DATA SECTION Start Marker
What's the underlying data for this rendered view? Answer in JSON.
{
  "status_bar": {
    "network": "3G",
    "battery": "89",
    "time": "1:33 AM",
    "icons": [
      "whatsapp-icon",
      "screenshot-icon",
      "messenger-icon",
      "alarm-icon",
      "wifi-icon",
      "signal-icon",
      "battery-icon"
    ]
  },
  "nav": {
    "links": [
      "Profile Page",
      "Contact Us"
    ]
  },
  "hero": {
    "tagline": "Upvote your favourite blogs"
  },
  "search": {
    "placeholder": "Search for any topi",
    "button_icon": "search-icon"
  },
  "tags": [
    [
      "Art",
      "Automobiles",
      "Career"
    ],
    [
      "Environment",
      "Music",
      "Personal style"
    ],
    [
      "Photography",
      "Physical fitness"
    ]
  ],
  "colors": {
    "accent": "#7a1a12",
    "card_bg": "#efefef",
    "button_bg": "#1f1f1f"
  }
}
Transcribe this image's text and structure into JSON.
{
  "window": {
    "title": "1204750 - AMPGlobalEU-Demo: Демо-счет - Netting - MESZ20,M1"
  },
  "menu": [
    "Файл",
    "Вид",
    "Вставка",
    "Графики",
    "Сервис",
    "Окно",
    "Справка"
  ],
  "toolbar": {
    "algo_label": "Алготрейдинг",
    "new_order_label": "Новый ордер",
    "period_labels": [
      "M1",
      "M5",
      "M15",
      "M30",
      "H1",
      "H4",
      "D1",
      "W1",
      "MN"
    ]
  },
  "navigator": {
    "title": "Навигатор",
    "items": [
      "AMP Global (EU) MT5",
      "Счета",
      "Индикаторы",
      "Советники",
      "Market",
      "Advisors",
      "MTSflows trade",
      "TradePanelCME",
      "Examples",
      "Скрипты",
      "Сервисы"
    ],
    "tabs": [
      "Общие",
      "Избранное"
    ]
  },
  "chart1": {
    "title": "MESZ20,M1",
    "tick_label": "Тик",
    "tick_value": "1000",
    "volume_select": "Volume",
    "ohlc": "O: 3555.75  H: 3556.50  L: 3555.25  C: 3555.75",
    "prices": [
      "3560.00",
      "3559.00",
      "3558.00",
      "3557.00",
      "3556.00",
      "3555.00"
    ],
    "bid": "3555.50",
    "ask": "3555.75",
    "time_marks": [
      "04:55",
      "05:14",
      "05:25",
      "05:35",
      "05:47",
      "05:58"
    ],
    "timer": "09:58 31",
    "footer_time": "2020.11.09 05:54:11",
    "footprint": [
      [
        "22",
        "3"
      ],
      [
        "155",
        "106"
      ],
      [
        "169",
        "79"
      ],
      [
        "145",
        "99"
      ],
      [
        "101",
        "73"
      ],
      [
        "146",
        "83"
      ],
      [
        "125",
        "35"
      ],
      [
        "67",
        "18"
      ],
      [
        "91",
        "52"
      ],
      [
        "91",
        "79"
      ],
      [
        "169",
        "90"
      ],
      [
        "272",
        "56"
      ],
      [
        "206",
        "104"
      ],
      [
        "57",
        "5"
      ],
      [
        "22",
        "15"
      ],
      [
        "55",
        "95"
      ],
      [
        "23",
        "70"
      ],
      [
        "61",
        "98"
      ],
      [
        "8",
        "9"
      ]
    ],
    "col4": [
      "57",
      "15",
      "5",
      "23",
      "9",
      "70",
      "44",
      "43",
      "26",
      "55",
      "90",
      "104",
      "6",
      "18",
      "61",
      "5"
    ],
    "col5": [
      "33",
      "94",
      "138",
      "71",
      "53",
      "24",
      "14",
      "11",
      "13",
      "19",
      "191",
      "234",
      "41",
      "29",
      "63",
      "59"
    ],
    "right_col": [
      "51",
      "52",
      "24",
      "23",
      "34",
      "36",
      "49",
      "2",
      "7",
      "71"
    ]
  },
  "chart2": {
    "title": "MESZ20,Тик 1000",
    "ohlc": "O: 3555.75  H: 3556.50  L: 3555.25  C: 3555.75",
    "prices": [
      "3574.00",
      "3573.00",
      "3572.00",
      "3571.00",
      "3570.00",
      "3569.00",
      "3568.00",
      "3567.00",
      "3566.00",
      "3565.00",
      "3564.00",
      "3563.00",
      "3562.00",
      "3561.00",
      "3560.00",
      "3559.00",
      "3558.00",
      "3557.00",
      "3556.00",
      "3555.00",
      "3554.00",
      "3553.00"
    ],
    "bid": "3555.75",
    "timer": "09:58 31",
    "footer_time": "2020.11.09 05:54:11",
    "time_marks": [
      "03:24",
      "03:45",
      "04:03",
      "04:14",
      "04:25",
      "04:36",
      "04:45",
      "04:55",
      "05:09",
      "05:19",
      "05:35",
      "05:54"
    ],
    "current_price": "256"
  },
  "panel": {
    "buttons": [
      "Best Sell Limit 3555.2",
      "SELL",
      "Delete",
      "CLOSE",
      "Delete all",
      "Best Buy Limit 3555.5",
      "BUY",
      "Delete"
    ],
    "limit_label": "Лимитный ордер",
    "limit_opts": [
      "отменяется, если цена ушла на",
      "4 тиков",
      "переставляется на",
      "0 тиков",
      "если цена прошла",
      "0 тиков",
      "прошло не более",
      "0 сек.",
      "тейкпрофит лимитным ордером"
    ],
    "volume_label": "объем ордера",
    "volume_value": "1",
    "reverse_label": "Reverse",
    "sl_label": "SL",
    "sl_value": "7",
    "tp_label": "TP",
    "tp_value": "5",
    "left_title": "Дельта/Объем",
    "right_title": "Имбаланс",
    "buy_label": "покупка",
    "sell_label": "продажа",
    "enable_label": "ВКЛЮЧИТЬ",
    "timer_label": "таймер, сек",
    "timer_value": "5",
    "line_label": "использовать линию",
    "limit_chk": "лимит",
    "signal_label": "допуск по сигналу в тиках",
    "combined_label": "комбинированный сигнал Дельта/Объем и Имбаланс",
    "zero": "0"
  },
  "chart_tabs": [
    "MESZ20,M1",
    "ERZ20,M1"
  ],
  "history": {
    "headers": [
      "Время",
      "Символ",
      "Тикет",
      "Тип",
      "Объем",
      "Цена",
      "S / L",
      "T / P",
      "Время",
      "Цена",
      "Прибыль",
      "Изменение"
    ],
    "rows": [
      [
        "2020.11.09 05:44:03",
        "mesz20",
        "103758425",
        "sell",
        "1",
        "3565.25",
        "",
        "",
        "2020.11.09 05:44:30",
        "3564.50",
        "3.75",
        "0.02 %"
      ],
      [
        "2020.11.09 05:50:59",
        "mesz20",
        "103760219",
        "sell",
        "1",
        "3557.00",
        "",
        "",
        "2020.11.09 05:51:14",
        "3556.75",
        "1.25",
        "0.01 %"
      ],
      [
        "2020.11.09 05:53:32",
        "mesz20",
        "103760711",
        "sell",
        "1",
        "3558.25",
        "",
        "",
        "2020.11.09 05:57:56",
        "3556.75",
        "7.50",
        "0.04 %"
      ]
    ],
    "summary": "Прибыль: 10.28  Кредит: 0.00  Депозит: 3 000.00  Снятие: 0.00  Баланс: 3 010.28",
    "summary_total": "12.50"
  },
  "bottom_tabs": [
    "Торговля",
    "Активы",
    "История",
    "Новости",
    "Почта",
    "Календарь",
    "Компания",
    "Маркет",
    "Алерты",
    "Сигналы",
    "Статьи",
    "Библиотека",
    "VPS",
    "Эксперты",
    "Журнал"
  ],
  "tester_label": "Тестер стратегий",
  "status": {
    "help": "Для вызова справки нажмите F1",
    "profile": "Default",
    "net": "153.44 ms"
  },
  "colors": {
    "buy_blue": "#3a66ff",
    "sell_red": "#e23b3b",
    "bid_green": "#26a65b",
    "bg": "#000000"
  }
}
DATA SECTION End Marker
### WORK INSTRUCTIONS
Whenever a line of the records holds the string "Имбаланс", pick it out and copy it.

### EXERCISE ANSWER
    "right_title": "Имбаланс",
    "combined_label": "комбинированный сигнал Дельта/Объем и Имбаланс",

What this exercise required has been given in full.